## The task
Your answer should consist of the lines in the following data that contain "name".

## Supplied data
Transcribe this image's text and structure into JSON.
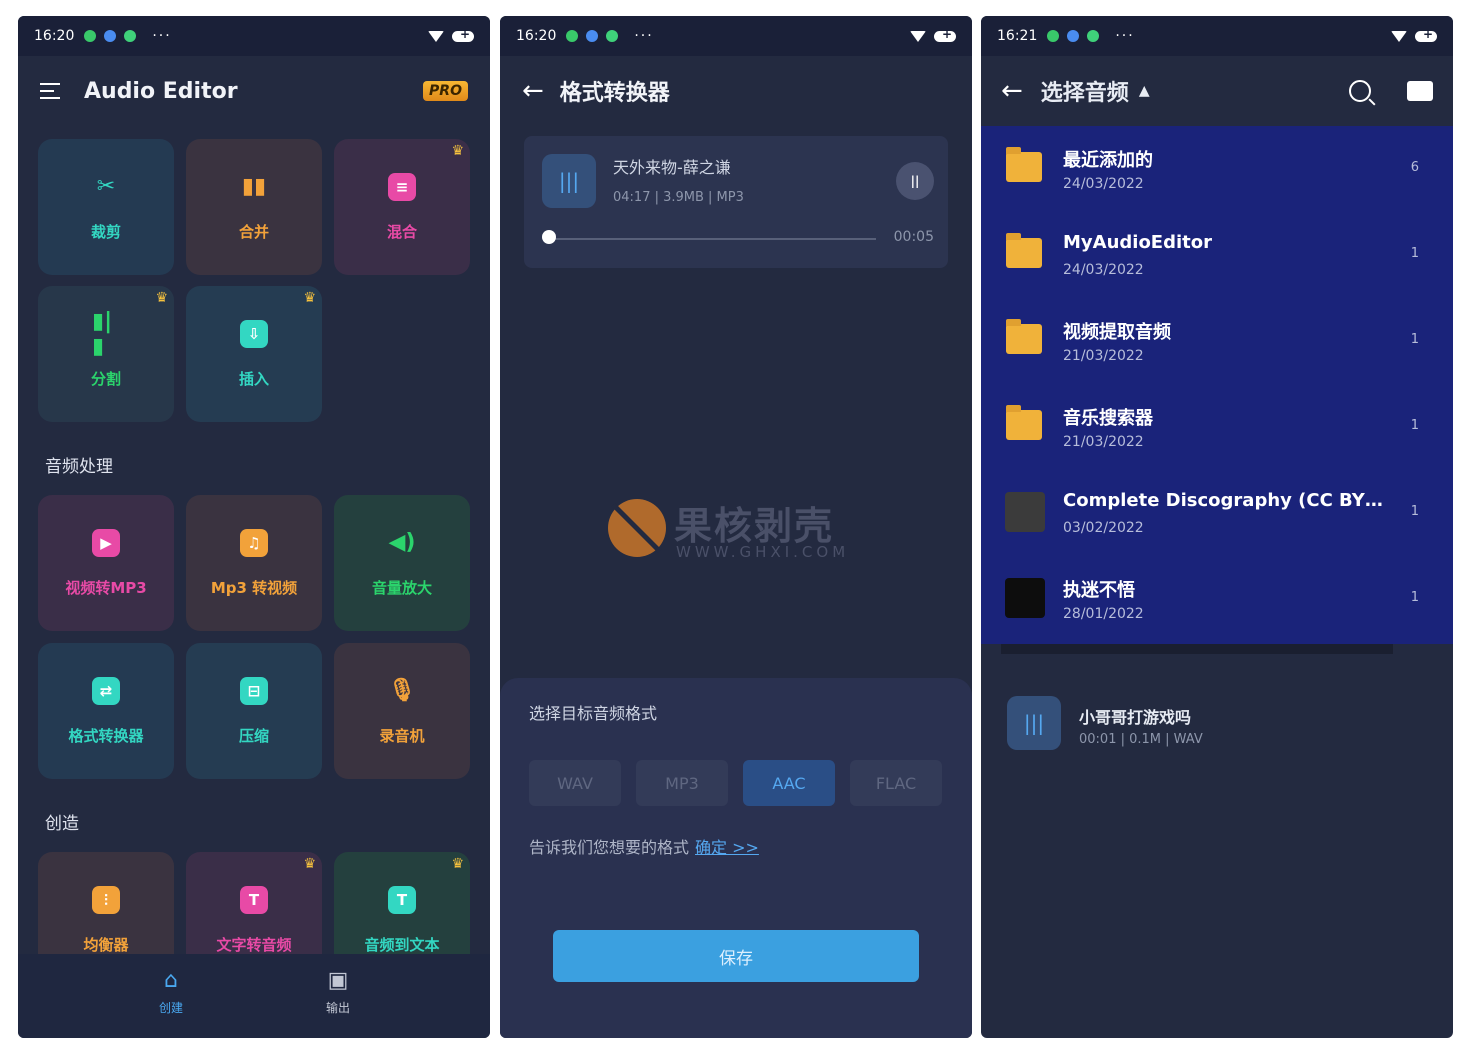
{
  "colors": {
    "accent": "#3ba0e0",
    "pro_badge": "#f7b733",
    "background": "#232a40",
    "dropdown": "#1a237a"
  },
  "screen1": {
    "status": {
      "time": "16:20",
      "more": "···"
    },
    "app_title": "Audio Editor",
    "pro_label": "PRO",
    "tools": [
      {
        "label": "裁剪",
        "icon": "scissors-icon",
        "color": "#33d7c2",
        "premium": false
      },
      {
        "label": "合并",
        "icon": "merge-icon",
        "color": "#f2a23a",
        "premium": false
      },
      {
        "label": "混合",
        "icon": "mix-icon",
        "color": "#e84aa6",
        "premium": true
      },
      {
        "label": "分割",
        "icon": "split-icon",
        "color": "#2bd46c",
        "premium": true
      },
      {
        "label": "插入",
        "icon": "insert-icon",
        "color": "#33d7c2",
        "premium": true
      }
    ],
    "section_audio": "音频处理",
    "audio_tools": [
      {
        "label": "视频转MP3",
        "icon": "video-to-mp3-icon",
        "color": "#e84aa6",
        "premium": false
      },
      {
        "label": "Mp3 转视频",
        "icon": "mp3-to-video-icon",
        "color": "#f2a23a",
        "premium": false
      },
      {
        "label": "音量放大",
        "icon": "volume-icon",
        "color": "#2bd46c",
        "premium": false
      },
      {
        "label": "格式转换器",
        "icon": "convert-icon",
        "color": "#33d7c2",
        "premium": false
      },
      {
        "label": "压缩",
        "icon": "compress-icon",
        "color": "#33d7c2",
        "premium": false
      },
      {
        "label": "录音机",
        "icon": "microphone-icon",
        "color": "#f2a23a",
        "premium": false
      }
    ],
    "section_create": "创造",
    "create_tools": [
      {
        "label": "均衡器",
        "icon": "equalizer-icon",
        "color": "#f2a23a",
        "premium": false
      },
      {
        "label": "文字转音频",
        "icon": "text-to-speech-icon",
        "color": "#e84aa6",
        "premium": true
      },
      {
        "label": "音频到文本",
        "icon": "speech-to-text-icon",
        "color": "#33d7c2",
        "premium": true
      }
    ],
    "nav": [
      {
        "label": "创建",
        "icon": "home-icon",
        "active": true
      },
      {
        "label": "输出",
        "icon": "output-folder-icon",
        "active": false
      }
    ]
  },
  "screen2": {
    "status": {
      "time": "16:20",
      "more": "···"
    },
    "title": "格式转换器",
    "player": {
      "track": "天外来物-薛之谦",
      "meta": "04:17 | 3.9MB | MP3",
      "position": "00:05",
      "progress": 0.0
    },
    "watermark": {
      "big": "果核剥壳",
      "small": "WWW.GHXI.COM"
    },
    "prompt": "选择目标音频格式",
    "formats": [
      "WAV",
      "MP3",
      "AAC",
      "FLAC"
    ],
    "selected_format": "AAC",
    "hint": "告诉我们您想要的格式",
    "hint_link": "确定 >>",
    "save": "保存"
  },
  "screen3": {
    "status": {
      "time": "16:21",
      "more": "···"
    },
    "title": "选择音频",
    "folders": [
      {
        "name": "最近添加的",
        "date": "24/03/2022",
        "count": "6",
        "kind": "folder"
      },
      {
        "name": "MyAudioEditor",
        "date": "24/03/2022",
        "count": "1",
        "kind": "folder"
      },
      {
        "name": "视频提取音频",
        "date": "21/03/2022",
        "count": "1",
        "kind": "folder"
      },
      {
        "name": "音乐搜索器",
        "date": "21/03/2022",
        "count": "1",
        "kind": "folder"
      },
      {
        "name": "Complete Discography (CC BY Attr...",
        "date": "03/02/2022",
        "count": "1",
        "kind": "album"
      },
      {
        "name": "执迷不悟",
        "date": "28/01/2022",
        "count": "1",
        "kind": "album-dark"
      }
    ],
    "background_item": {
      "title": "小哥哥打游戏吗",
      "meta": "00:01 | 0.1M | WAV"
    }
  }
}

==

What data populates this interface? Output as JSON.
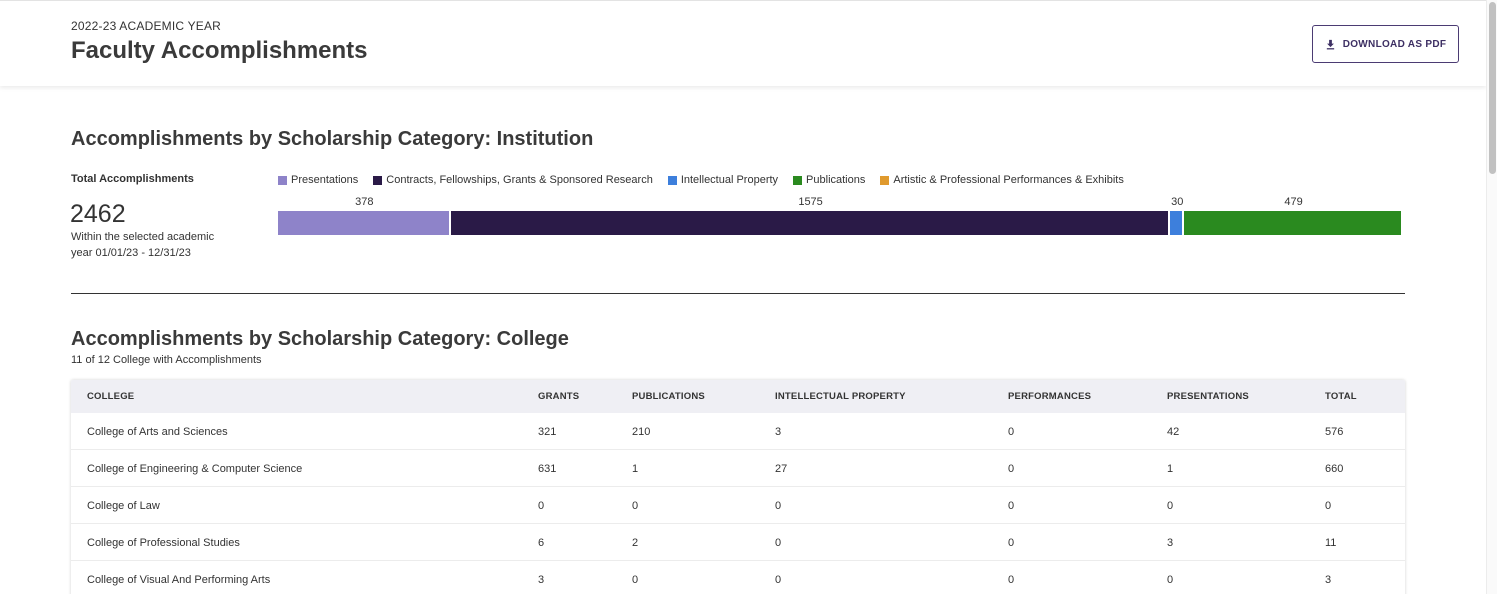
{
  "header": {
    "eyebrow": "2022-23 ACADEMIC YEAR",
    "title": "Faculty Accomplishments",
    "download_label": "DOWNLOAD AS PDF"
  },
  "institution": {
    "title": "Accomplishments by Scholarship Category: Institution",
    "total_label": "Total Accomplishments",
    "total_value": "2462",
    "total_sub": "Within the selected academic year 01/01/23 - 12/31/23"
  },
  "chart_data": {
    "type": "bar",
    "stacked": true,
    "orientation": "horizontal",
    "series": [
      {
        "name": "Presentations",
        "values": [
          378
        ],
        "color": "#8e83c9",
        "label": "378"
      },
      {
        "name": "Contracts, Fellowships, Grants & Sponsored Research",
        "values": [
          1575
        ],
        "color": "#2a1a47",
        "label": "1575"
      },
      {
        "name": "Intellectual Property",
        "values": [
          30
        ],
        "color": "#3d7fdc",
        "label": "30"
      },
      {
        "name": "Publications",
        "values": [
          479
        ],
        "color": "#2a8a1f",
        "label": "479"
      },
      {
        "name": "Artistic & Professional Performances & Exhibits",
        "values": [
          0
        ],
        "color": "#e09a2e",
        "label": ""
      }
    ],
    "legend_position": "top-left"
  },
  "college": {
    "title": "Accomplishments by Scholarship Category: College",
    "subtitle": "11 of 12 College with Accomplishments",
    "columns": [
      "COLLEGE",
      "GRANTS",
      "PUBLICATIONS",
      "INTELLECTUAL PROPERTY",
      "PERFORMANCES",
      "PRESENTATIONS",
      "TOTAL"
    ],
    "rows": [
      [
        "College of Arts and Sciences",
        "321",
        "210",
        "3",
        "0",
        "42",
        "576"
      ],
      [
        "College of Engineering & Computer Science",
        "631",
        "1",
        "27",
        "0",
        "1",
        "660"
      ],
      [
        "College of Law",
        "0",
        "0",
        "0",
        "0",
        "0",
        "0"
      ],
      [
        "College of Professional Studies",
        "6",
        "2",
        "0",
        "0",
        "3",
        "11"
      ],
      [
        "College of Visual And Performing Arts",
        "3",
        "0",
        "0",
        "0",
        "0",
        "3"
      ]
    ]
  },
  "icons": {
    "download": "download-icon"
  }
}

## Exercise result
        "name": "最近添加的",
        "name": "MyAudioEditor",
        "name": "视频提取音频",
        "name": "音乐搜索器",
        "name": "Complete Discography (CC BY Attr...",
        "name": "执迷不悟",
        "name": "Presentations",
        "name": "Contracts, Fellowships, Grants & Sponsored Research",
        "name": "Intellectual Property",
        "name": "Publications",
        "name": "Artistic & Professional Performances & Exhibits",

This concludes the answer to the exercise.